founder of the Brothers of the Christian Schools. Born at Reims of a noble family, de la Salle was early destined for the Church. He was tonsured at eleven years of age and became a canon of Reims at sixteen. Three years later he went to study at Saint-Sulpice and was ordained priest in 1678. In collaboration with a layman, Adrian Nyel, he opened two schools for poor boys in a society in which there were few such schools and fewer opportunities for social mobility. First, he rented a house for them and later invited them to share his own home; this caused the departure of two of his own brothers, but five of the schoolmasters soon left as well. They were gradually replaced; de la Salle gave up his canonry, sold all his goods, and devoted the proceeds to famine-relief in Champagne and dedicated his life to education.
He opened four schools in spite of the difficulty of finding suitable teachers, but twelve of these eventually joined a religious community under his direction, which soon grew and prospered, partly owing to youths of fifteen to twenty years of age, whom de la Salle set up in a ‘junior novitiate’ under his own supervision. Soon parish priests sent him young men to train as teachers before returning to schools in their own villages: to meet this need he established the first training college for teachers at Reims in 1686, which was followed by others at Paris and Saint-Denis. At Paris also he established two free schools which proved remarkably successful.

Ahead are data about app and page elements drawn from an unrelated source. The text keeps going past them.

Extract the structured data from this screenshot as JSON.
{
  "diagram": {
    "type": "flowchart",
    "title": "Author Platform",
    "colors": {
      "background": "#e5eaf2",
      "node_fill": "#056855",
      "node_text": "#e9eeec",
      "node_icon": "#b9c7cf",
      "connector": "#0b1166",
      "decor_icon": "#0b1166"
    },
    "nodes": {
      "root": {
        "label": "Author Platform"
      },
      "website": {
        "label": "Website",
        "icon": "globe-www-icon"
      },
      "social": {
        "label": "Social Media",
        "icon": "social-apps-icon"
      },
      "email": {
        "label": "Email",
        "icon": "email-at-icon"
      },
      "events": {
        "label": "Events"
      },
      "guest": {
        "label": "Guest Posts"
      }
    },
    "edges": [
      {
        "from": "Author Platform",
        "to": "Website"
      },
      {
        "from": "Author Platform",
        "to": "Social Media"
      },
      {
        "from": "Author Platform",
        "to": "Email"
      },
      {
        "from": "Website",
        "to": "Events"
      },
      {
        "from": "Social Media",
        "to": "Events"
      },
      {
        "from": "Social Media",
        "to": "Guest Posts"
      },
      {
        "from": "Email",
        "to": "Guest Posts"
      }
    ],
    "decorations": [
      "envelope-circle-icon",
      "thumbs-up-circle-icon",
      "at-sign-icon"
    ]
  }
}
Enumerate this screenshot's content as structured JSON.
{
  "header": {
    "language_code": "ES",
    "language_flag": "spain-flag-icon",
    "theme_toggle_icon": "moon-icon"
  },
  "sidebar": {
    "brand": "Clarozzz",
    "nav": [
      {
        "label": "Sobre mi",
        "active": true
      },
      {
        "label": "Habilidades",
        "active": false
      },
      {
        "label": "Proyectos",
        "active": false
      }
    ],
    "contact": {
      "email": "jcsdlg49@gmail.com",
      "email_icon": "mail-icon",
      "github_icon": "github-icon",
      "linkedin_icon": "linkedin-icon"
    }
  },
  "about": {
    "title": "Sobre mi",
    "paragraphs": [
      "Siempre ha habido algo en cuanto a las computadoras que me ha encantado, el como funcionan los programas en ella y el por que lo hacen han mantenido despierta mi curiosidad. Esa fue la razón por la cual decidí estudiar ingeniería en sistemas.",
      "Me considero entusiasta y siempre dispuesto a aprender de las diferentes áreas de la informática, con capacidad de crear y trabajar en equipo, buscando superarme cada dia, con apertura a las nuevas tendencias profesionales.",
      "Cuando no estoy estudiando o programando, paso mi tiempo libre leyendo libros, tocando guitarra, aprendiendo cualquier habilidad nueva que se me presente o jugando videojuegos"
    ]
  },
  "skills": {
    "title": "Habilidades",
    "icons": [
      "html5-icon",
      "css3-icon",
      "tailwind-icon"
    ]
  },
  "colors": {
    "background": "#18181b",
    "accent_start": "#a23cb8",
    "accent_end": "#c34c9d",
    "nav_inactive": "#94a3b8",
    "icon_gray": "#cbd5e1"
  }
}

Later he accepted an invitation from James II, king of England, then in exile in France, to start a school for fifty young gentlemen. This brought his ideas and techniques into contact with a more influential sector of society. These included the replacement of individual instruction by class teaching in the vernacular (instead of Latin), the insistence on the silence of the pupils while the teaching took place, and providing on Sundays religious instruction combined with technical education for artisans. Yet another innovation of de la Salle was the foundation of reformatories for disturbed boys: the recent activity of his Order in the ‘approved schools’ has been a direct development of his ideals and practice.
One characteristic of his Order, which remains today, is that no member of it can ever be ordained a priest and no priest can become a member. His Order suffered from internal conflict during his lifetime as well as external opposition, partly from those who rejected all education for the poor except in manual skills. He drew up a Rule in 1695, but suffered some sort of deposition in 1702, which, however, was allowed to lapse because of strong opposition to it inside his Order: in fact he remained in charge until his resignation in 1717. He died on 7 April 1719, aged sixty-eight. He was canonized in 1900 and declared patron of all school-teachers in 1950. His relics were translated to Rome in 1937.